~ Florida’s net metering policies allow individuals to exchange excess solar energy for a bill credit ~
TALLAHASSEE – Ahead of a crucial regulatory workshop, two organizations supporting continued access to home solar power in Florida today released a report warning that large utility monopolies are threatening Floridians’ solar rights and individual freedom to choose how they will receive their supply of electric power.
The groups, Solar United Neighbors and Vote Solar, issued a report that details how the potential elimination of a policy called net metering would undermine the energy independence of current and future Florida solar users. The report, “The State of Rooftop Solar in Florida,” highlights how net metering provides an added layer of resilience for communities during hurricanes and other major storms, and its elimination would jeopardize the jobs of more than 12,000 Floridians who were employed in the solar industry prior to the coronavirus crisis.
“Net metering ensures fairness for solar owners and all electric customers,” said Angela DeMonbreun, regional director for Solar United Neighbors. “It is the lynchpin of our right to take control of where our electricity comes from. This right shouldn’t go away because it means a monopoly utility is making less money.”
Net metering, which is used in 42 states, allows families and businesses to receive a bill credit for the excess energy produced from their solar panels. Extra energy produced by a household system goes into the grid where the utility provider can sell it to other customers, and the owner gets a credit on their electric bill, which they can use at another time.
The Florida Public Service Commission (PSC), which regulates electric utilities, will hold a workshop Sept. 17 to consider a request to revisit Florida’s existing net metering policy – potentially prohibiting or severely curtailing the policy.

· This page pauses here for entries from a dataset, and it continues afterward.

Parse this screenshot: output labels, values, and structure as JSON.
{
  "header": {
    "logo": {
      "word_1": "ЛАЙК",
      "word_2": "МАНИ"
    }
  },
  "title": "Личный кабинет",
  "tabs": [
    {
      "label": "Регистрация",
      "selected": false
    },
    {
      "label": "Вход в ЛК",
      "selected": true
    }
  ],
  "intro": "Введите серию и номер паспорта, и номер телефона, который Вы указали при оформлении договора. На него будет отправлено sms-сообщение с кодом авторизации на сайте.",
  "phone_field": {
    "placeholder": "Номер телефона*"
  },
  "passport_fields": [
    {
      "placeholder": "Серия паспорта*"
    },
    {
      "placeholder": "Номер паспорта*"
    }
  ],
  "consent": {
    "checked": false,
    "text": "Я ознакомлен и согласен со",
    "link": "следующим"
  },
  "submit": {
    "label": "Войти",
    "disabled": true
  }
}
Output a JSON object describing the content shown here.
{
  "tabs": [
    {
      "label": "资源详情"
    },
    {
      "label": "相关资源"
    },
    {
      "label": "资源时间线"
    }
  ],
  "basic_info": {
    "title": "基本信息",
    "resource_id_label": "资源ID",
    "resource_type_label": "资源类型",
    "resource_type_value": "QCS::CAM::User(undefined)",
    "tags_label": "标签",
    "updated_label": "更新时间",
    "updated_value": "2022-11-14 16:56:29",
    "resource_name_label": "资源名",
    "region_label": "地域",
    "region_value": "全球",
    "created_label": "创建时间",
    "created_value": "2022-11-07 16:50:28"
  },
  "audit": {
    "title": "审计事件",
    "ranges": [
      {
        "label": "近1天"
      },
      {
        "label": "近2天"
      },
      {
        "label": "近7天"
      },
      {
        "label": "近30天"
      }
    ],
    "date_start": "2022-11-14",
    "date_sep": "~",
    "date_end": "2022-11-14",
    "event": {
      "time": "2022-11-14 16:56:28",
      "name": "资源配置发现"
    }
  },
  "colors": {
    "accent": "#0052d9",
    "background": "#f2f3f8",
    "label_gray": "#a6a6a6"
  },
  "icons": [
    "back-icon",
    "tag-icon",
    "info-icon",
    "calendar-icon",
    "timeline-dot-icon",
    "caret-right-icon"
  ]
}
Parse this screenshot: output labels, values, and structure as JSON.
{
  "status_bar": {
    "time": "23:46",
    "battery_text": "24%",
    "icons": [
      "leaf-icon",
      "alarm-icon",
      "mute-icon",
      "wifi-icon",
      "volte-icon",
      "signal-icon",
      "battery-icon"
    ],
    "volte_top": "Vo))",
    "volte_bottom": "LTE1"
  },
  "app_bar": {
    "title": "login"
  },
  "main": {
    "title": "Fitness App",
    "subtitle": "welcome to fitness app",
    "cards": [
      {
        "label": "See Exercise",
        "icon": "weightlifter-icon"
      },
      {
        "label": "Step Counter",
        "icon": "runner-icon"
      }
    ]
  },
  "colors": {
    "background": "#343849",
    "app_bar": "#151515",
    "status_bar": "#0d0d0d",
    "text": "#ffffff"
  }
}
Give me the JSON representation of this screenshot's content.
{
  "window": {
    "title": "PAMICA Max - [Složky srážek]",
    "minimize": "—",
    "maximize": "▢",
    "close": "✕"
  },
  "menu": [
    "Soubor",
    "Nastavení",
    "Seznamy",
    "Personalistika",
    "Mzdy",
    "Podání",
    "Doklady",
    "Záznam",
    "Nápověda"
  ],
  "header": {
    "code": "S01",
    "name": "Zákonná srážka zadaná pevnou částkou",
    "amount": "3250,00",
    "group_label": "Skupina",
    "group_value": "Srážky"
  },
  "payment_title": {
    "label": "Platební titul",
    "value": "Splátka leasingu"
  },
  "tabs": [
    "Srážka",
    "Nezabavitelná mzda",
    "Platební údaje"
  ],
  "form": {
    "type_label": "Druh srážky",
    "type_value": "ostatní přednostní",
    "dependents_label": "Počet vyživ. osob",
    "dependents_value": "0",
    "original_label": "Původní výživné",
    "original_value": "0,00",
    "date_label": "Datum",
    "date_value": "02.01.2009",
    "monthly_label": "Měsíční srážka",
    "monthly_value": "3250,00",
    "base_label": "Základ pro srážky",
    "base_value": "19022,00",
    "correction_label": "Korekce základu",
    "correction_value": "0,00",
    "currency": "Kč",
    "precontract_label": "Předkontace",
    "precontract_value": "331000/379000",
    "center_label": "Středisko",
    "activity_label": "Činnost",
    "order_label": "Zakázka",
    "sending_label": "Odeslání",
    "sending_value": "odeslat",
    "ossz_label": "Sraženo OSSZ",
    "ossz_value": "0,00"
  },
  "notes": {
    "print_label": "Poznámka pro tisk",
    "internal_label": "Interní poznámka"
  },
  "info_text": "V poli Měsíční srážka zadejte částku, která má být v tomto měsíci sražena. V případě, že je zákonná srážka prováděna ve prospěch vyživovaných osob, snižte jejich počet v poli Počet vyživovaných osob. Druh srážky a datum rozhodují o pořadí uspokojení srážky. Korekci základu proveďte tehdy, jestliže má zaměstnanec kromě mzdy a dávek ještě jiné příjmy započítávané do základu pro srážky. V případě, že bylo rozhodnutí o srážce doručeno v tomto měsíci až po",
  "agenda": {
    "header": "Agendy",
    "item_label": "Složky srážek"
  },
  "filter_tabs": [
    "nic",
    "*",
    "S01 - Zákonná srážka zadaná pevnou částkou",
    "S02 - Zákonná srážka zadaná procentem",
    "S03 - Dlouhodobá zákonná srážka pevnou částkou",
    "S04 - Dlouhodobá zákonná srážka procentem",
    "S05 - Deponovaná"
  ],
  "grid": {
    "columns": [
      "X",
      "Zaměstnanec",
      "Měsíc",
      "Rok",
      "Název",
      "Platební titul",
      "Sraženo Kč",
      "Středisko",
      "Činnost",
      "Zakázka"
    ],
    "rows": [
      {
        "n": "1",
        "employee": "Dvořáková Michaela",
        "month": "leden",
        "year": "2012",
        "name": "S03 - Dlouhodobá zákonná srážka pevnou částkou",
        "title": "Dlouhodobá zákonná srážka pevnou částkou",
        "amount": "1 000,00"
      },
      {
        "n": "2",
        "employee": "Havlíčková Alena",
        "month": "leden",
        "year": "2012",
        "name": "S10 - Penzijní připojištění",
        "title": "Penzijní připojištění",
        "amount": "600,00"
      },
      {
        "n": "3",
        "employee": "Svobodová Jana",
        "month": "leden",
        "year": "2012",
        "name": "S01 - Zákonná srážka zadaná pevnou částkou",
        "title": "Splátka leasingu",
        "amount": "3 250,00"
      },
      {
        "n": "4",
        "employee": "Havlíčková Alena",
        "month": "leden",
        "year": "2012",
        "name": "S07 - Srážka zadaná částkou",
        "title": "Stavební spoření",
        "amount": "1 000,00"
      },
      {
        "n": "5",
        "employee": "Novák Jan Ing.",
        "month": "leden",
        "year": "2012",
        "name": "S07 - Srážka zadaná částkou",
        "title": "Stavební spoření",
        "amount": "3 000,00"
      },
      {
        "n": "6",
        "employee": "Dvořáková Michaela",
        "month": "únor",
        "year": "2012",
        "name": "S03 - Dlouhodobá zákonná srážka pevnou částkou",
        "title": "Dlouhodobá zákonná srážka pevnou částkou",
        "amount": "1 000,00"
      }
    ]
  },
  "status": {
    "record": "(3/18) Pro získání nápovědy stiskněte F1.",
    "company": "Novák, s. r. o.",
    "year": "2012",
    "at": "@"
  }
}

“Florida-grown, home-powered rooftop solar grows our economy, creates local jobs that can’t be outsourced, and helps families control their electric bills,” said Katie Chiles Ottenweller, Southeast Director for Vote Solar. “That’s why the Legislature unanimously decided in 2008 to protect solar rights. Now more than ever, those rights need and deserve protection.”
The report issued today notes that as costs for solar panels have continued to fall, solar’s role on America’s grid still accounts for just 1.5% of all electric generation. Despite the growth of solar in Florida, the state still lags behind that national average, with under 1% of Florida electricity coming from solar in 2018. In contrast, North Carolina generated more than 4.5% of its electricity from solar that year. Florida instead relies heavily on natural gas to generate 70% of its electricity, at a rate far higher than the rest of the nation.
The PSC reported that last year, nearly 60,000 Florida households and businesses had gone solar, representing just 0.5% of all customers. Twenty five other states have higher rooftop solar adoption than the “Sunshine State.” Elimination of net metering would amount to a personal attack on the private finances of those customers, Solar United Neighbors and Vote Solar said. They noted that solar creates more jobs per megawatt hour of electricity generated than any other source of energy.
A copy of the “State of Rooftop Solar in Florida” report is available here.
Vote Solar and SUN will be hosting a webinar on the findings in the report on Friday, Sept. 4 at noon. Registration is available here.